The control system consists of a central colums with 2 handwheels and a throttle lever located between them. There are no rudder pedals, a fact which, combined with easy cockpit access, makes the HM1000 very suitable for the disable. Fore and aft movement of the column tilts the front wing about its spanwise axis to provide pitch control, and turning of the handwheel operates the all-moving rudder. Roll control is also applied by use of the rudder and, due to the peculiarities of the Mignet wing arrangement, this, ''induced roll'' effect is very powerful, being 4 or 5 times greater than that of a conventional aircraft and more than adequate for any flight situation. I have a promotional video produced by Avions Mignet which shows an HM1000 doing barrel roll! Operation in crosswinds of up to 10 knots is no problem so long as the correct technique is used and the machine can be trimmed to fly hands-off by means of an adjustable bungey cord which pulls the control column forward.


The HM1000 is a very simple and safe machine to fly because the absence of rudder pedals means that hand and foot coordination is not required. To make a turn you just rotate the handwheel, the machine banks automatically and around you go, any sideslipping being only momentary, and the level up the wings just apply some rudder in the opposite direction. The HM1000 has tandem wings and, because of this, cannot stall completely and therefore will not spin no matter what you do. Pulling the wheel hard back results in the machine entering a mushing, parachute -like descent without loss of control. During my half-hour flight I was able to get the hang of things very quickly despite my having no previous piloting experience apart from a brief try of the controls during a joy-ride in a Cessna many years ago.Dave Simpson demonstrated the HM1000's inability to spin by pulling the wheel hard back and applying rudder sharply in both directions- this is one reason why the HM1000 is able to turn very tightly. At a lated stage in my trip I met up with two HM1000 owners, Richard Hollamby and Mervyn Whapham of Burwash in East Sussex, oth of whom were very full in their praise of the aircraft. Mervyn in particular was emphatic in his view that the HM1000 is the most suitable machine for a pilot of limited experience and he felt that, all other things being equal, a novice would be able to gain proficiency with i more quickly than with any other type.
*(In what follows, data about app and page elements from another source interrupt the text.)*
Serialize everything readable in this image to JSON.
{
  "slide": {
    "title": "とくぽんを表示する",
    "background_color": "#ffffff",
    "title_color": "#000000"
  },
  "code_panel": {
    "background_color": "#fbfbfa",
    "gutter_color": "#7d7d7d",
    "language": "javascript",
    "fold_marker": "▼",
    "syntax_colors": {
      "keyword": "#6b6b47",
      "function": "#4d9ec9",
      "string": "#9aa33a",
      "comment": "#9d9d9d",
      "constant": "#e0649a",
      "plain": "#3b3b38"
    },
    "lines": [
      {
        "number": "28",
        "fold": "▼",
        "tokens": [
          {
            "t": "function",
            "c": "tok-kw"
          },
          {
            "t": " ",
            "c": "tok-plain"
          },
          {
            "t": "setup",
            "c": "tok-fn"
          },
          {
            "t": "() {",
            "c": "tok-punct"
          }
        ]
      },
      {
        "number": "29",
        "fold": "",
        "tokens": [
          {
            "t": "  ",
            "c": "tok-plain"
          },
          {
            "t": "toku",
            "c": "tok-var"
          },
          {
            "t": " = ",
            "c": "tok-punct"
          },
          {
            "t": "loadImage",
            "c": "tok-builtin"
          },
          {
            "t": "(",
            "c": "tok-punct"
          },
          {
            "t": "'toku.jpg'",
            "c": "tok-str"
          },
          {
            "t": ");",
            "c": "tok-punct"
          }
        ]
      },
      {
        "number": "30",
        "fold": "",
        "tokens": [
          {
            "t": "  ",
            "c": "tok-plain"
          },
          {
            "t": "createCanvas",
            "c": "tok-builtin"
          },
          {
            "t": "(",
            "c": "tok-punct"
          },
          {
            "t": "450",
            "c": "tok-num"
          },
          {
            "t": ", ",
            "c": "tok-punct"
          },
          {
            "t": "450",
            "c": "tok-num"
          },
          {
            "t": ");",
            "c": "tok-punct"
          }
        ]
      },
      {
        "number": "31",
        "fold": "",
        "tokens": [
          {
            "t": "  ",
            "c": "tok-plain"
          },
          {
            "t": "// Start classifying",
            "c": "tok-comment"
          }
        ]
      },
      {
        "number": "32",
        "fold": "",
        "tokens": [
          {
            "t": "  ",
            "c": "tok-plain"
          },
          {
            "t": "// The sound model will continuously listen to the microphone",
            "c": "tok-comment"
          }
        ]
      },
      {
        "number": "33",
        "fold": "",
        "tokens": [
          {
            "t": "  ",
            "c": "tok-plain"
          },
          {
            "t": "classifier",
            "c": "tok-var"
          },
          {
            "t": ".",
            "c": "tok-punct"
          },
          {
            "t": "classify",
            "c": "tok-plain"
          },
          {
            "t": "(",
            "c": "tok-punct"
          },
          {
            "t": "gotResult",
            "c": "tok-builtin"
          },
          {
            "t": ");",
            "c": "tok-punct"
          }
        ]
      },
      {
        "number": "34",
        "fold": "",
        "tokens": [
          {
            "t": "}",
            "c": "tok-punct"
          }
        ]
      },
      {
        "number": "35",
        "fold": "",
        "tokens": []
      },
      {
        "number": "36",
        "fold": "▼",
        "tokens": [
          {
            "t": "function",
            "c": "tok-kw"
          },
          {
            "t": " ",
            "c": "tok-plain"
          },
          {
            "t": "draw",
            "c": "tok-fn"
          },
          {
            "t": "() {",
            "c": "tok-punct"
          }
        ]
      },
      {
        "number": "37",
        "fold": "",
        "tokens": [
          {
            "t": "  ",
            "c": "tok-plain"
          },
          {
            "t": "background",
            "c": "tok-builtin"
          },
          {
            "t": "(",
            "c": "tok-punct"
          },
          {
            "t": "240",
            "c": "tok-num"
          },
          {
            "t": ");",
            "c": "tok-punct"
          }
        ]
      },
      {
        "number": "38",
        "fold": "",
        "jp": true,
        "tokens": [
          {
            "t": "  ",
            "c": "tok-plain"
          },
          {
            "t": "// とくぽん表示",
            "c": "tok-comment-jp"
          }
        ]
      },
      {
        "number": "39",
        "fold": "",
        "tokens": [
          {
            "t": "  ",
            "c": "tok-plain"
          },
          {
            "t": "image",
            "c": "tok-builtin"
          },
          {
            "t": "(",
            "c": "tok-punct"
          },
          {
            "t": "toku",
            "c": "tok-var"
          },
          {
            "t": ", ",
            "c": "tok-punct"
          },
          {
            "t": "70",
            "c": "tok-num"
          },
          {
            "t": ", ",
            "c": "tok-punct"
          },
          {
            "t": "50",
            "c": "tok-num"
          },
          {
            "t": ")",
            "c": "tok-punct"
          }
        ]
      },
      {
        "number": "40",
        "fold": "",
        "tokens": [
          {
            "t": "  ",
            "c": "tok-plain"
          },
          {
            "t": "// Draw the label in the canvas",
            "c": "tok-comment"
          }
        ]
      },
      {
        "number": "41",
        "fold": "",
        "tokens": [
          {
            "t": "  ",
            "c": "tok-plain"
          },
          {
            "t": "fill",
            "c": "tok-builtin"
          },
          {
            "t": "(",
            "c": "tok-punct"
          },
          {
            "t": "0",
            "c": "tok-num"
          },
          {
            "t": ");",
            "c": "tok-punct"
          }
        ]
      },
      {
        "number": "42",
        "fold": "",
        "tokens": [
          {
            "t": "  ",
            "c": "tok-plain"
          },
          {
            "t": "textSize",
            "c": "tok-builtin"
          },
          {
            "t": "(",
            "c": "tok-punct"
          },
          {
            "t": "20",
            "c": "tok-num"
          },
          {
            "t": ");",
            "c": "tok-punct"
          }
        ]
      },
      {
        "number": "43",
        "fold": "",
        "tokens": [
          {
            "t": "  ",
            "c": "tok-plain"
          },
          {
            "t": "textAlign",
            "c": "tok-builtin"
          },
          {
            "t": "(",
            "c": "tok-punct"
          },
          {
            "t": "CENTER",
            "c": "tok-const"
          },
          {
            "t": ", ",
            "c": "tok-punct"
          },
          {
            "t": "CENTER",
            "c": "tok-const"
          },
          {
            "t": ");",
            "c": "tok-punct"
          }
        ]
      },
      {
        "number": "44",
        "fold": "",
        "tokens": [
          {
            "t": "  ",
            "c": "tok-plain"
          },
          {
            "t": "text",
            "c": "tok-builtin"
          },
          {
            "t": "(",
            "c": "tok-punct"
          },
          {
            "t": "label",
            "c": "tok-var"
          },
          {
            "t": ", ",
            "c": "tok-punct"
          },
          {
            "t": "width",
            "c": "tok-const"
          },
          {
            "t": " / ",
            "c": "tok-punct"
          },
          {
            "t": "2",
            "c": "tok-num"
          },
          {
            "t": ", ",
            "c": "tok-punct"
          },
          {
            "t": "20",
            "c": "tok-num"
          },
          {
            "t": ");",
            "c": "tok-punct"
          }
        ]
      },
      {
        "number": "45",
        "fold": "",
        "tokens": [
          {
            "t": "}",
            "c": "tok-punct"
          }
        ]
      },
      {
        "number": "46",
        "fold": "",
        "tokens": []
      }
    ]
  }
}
The major downside to the HM1000 would seem to be its price, which is currently 19,800 GB pounds before tax and places it near the top of the range, a consequence of the expensive tooling required for its production.